And that's problematic for the pocket-sized five-man units Kerr loves. The combination of Harrison Barnes, Curry, Green, Shaun Livingston and Thompson is a plus-11 for the series, but in Game 2 specifically, it didn't force the Rockets to pull Howard off the floor.
There was no need. When Green is only caroming threes off the rim or deferring to teammates, Howard—or even Jones—is able to sag off and sit deep inside the arc, where he is most comfortable.
Plus, the Warriors need a dependable secondary scorer with Thompson struggling against Ariza. Getting Green going on the offensive end, then, will be the difference between a convincing victory and another near-loss or actual loss in Game 3.
Houston: Trevor Ariza
Ariza is the closest thing the Rockets have to a third star, and they need him to play like it consistently.
Defensively, he's fine. He's made life difficult on Thompson and played a significant role in shutting down Curry for minutes (or seconds) at a time.
But the Rockets need a reliable No. 3 option on offense. Harden will get his points, as will Howard if he's healthy. Smith, Brewer, Terry and Jones, meanwhile, are patented wild cards. Ariza has to be that third sure thing.
Turning in passive 3-of-8 shooting displays like he did in Game 2 won't cut it Saturday night. The Rockets' hot-and-cold depth is only valuable insofar as their Big Three takes care of business.
Klay Thompson vs. James Harden
No other matchup is more important than this one. Not even close.
Harden is the reason Houston was in Games 1 and 2 at all. He's shooting 24-of-41 for the series, and the 38-point, nine-assist performance he turned in Thursday damn near crippled the Warriors.
Those numbers aren't on Thompson and him alone. He's blanketing Harden possession after possession. There's only so much he can do if the bearded phenomenon is going to drill contested step-back jumpers on cue.
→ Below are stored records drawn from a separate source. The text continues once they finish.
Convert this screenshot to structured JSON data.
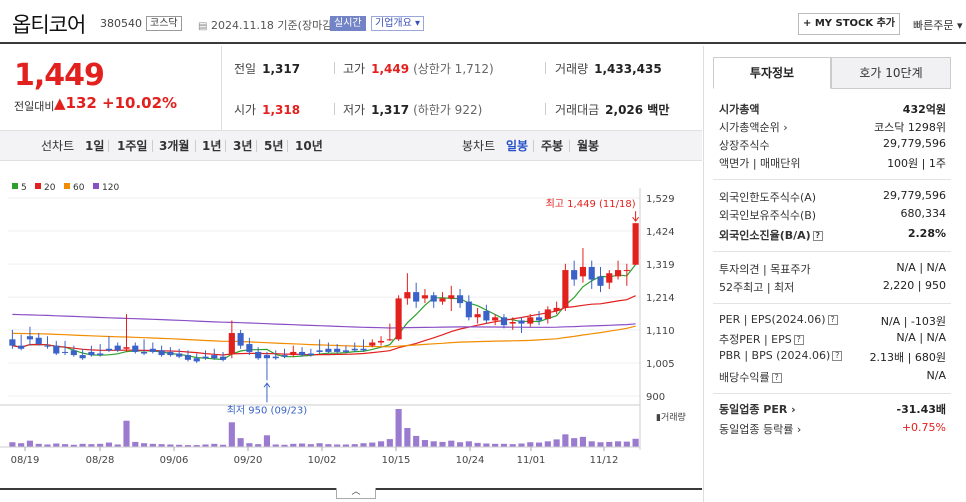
{
  "header": {
    "stock_name": "옵티코어",
    "stock_code": "380540",
    "market": "코스닥",
    "date": "2024.11.18 기준(장마감)",
    "realtime_label": "실시간",
    "overview_label": "기업개요 ▾",
    "my_stock_label": "+ MY STOCK 추가",
    "quick_order_label": "빠른주문 ▾"
  },
  "price": {
    "current": "1,449",
    "prev_diff_label": "전일대비",
    "diff": "▲132",
    "diff_pct": "+10.02%"
  },
  "stats": {
    "prev_close_label": "전일",
    "prev_close": "1,317",
    "high_label": "고가",
    "high": "1,449",
    "high_sub": "(상한가 1,712)",
    "volume_label": "거래량",
    "volume": "1,433,435",
    "open_label": "시가",
    "open": "1,318",
    "low_label": "저가",
    "low": "1,317",
    "low_sub": "(하한가 922)",
    "amount_label": "거래대금",
    "amount": "2,026 백만"
  },
  "period_bar": {
    "compare_label": "선차트",
    "periods": [
      "1일",
      "1주일",
      "3개월",
      "1년",
      "3년",
      "5년",
      "10년"
    ],
    "type_label": "봉차트",
    "candle_types": [
      "일봉",
      "주봉",
      "월봉"
    ],
    "active_candle": "일봉"
  },
  "chart_data": {
    "type": "candlestick",
    "legend": [
      {
        "name": "5",
        "color": "#2ca02c"
      },
      {
        "name": "20",
        "color": "#e2201e"
      },
      {
        "name": "60",
        "color": "#f28c00"
      },
      {
        "name": "120",
        "color": "#8a4fc6"
      }
    ],
    "y_ticks": [
      "1,529",
      "1,424",
      "1,319",
      "1,214",
      "1,110",
      "1,005",
      "900"
    ],
    "ylim": [
      900,
      1529
    ],
    "x_ticks": [
      "08/19",
      "08/28",
      "09/06",
      "09/20",
      "10/02",
      "10/15",
      "10/24",
      "11/01",
      "11/12"
    ],
    "high_annotation": "최고 1,449 (11/18)",
    "low_annotation": "최저 950 (09/23)",
    "volume_label": "거래량",
    "up_color": "#e2201e",
    "down_color": "#3a62c9",
    "candles": [
      [
        1080,
        1110,
        1060,
        1050
      ],
      [
        1060,
        1095,
        1050,
        1045
      ],
      [
        1090,
        1120,
        1080,
        1060
      ],
      [
        1085,
        1100,
        1065,
        1060
      ],
      [
        1060,
        1090,
        1058,
        1050
      ],
      [
        1060,
        1075,
        1035,
        1030
      ],
      [
        1040,
        1075,
        1038,
        1030
      ],
      [
        1045,
        1060,
        1030,
        1025
      ],
      [
        1030,
        1050,
        1020,
        1015
      ],
      [
        1040,
        1060,
        1030,
        1025
      ],
      [
        1035,
        1065,
        1030,
        1025
      ],
      [
        1050,
        1090,
        1045,
        1040
      ],
      [
        1060,
        1070,
        1045,
        1040
      ],
      [
        1050,
        1160,
        1055,
        1040
      ],
      [
        1060,
        1070,
        1040,
        1035
      ],
      [
        1040,
        1080,
        1035,
        1030
      ],
      [
        1050,
        1070,
        1040,
        1035
      ],
      [
        1045,
        1060,
        1030,
        1025
      ],
      [
        1040,
        1055,
        1030,
        1025
      ],
      [
        1035,
        1050,
        1025,
        1020
      ],
      [
        1030,
        1045,
        1015,
        1010
      ],
      [
        1020,
        1035,
        1010,
        1005
      ],
      [
        1025,
        1045,
        1020,
        1015
      ],
      [
        1030,
        1050,
        1020,
        1015
      ],
      [
        1025,
        1040,
        1015,
        1010
      ],
      [
        1035,
        1140,
        1100,
        1020
      ],
      [
        1100,
        1110,
        1060,
        1050
      ],
      [
        1065,
        1085,
        1040,
        1030
      ],
      [
        1040,
        1055,
        1020,
        1015
      ],
      [
        1030,
        1040,
        1020,
        950
      ],
      [
        1025,
        1045,
        1020,
        1015
      ],
      [
        1030,
        1050,
        1025,
        1020
      ],
      [
        1030,
        1060,
        1040,
        1025
      ],
      [
        1040,
        1055,
        1030,
        1025
      ],
      [
        1035,
        1050,
        1030,
        1025
      ],
      [
        1045,
        1080,
        1040,
        1035
      ],
      [
        1050,
        1070,
        1040,
        1035
      ],
      [
        1050,
        1065,
        1040,
        1035
      ],
      [
        1045,
        1060,
        1040,
        1035
      ],
      [
        1050,
        1070,
        1045,
        1040
      ],
      [
        1050,
        1080,
        1045,
        1040
      ],
      [
        1060,
        1080,
        1070,
        1055
      ],
      [
        1070,
        1090,
        1075,
        1060
      ],
      [
        1080,
        1130,
        1080,
        1075
      ],
      [
        1080,
        1220,
        1210,
        1075
      ],
      [
        1210,
        1290,
        1230,
        1190
      ],
      [
        1230,
        1260,
        1200,
        1180
      ],
      [
        1210,
        1240,
        1220,
        1195
      ],
      [
        1220,
        1230,
        1200,
        1180
      ],
      [
        1200,
        1230,
        1210,
        1190
      ],
      [
        1210,
        1250,
        1220,
        1170
      ],
      [
        1220,
        1240,
        1195,
        1180
      ],
      [
        1200,
        1220,
        1150,
        1140
      ],
      [
        1150,
        1180,
        1160,
        1130
      ],
      [
        1170,
        1190,
        1140,
        1130
      ],
      [
        1140,
        1160,
        1150,
        1125
      ],
      [
        1150,
        1160,
        1125,
        1115
      ],
      [
        1130,
        1150,
        1135,
        1110
      ],
      [
        1140,
        1150,
        1130,
        1100
      ],
      [
        1130,
        1160,
        1150,
        1120
      ],
      [
        1150,
        1170,
        1140,
        1125
      ],
      [
        1145,
        1185,
        1175,
        1130
      ],
      [
        1170,
        1200,
        1180,
        1160
      ],
      [
        1180,
        1320,
        1300,
        1170
      ],
      [
        1300,
        1330,
        1270,
        1250
      ],
      [
        1280,
        1370,
        1310,
        1260
      ],
      [
        1310,
        1330,
        1270,
        1240
      ],
      [
        1280,
        1310,
        1250,
        1230
      ],
      [
        1260,
        1300,
        1290,
        1240
      ],
      [
        1280,
        1330,
        1300,
        1270
      ],
      [
        1300,
        1320,
        1300,
        1250
      ],
      [
        1317,
        1449,
        1449,
        1317
      ]
    ],
    "volumes": [
      1.5,
      1.2,
      2.0,
      1.0,
      0.8,
      1.1,
      0.9,
      0.7,
      1.0,
      0.9,
      1.0,
      1.4,
      0.8,
      8.3,
      1.6,
      1.2,
      1.0,
      0.9,
      0.8,
      0.7,
      0.6,
      0.6,
      0.8,
      1.0,
      0.7,
      7.8,
      2.8,
      1.2,
      0.9,
      3.7,
      0.8,
      0.7,
      1.0,
      1.1,
      0.9,
      1.2,
      0.9,
      0.8,
      0.8,
      0.9,
      1.2,
      1.4,
      1.8,
      2.5,
      12.0,
      6.0,
      3.5,
      2.2,
      1.8,
      1.6,
      2.0,
      1.5,
      1.8,
      1.3,
      1.1,
      1.0,
      1.0,
      0.9,
      1.1,
      1.5,
      1.4,
      1.8,
      2.4,
      4.0,
      2.8,
      3.2,
      1.8,
      1.5,
      1.6,
      1.8,
      1.7,
      2.6
    ]
  },
  "right_panel": {
    "tab_invest": "투자정보",
    "tab_hoga": "호가 10단계",
    "group1": [
      {
        "label": "시가총액",
        "value": "432억원",
        "bold": true
      },
      {
        "label": "시가총액순위 ›",
        "value": "코스닥 1298위"
      },
      {
        "label": "상장주식수",
        "value": "29,779,596"
      },
      {
        "label": "액면가 | 매매단위",
        "value": "100원 | 1주"
      }
    ],
    "group2": [
      {
        "label": "외국인한도주식수(A)",
        "value": "29,779,596"
      },
      {
        "label": "외국인보유주식수(B)",
        "value": "680,334"
      },
      {
        "label": "외국인소진율(B/A)",
        "value": "2.28%",
        "bold": true
      }
    ],
    "group3": [
      {
        "label": "투자의견 | 목표주가",
        "value": "N/A | N/A"
      },
      {
        "label": "52주최고 | 최저",
        "value": "2,220 | 950"
      }
    ],
    "group4": [
      {
        "label": "PER | EPS(2024.06)",
        "value": "N/A | -103원"
      },
      {
        "label": "추정PER | EPS",
        "value": "N/A | N/A"
      },
      {
        "label": "PBR | BPS (2024.06)",
        "value": "2.13배 | 680원"
      },
      {
        "label": "배당수익률",
        "value": "N/A"
      }
    ],
    "group5": [
      {
        "label": "동일업종 PER ›",
        "value": "-31.43배",
        "bold": true
      },
      {
        "label": "동일업종 등락률 ›",
        "value": "+0.75%",
        "red": true
      }
    ]
  }
}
Nine of Harden's 21 shot attempts in Game 2 went uncontested, though. He buried eight of them. Just as the Rockets cannot give Curry space, the Warriors—Thompson specifically—shouldn't be losing track of Harden nearly half the time.
Moreover, Golden State needs more out of Thompson on the offensive end. He's shooting 12-of-33 through Games 1 and 2, including 2-of-14 shooting from long range.
Thompson's offense is always a pivotal part of the Warriors' success, but it's even more paramount leading into Game 3, with Harden having officially reached extraterrestrial status.
It all comes down to this for the Rockets.
They won't recover from a Game 3 loss. The odds are stacked against them already, despite how tight they're playing the Warriors.
That's discouraging in itself. The Rockets won't always have a 16-point lead like they did in Game 1. The Warriors won't often forfeit a 17-point edge like they did in Game 2.
Harden cannot personify perfection forever.
But the Rockets responded well to adversity back in the second round, and these close games with Golden State, despite their gut-wrenching outcomes, prove they have what it takes to at least be in a position to win.
Had a few more things gone their way, this matchup could be knotted up. It could even be 2-0 in the Rockets' favor. And that's something they can take into Game 3.
All they need, aside from Harden being Harden and Howard being Howard, is more from their supporting cast. Ariza gave them something in Game 1, and Jones came through in Game 2. It's now a matter of stretching their pecking order more than three deep.
Give the Rockets enough opportunities and enough room to create some momentum, and they'll eventually break through. We saw it against the Clippers and to lesser extents in Games 1 and 2.
At home, with the knowledge they need just a little bit more, expect the Rockets to finally capitalize on the Warriors' willingness to let them hang around.
Prediction: Rockets 105, Warriors 101
Dan Favale covers the NBA for Bleacher Report. Follow him on Twitter: @danfavale.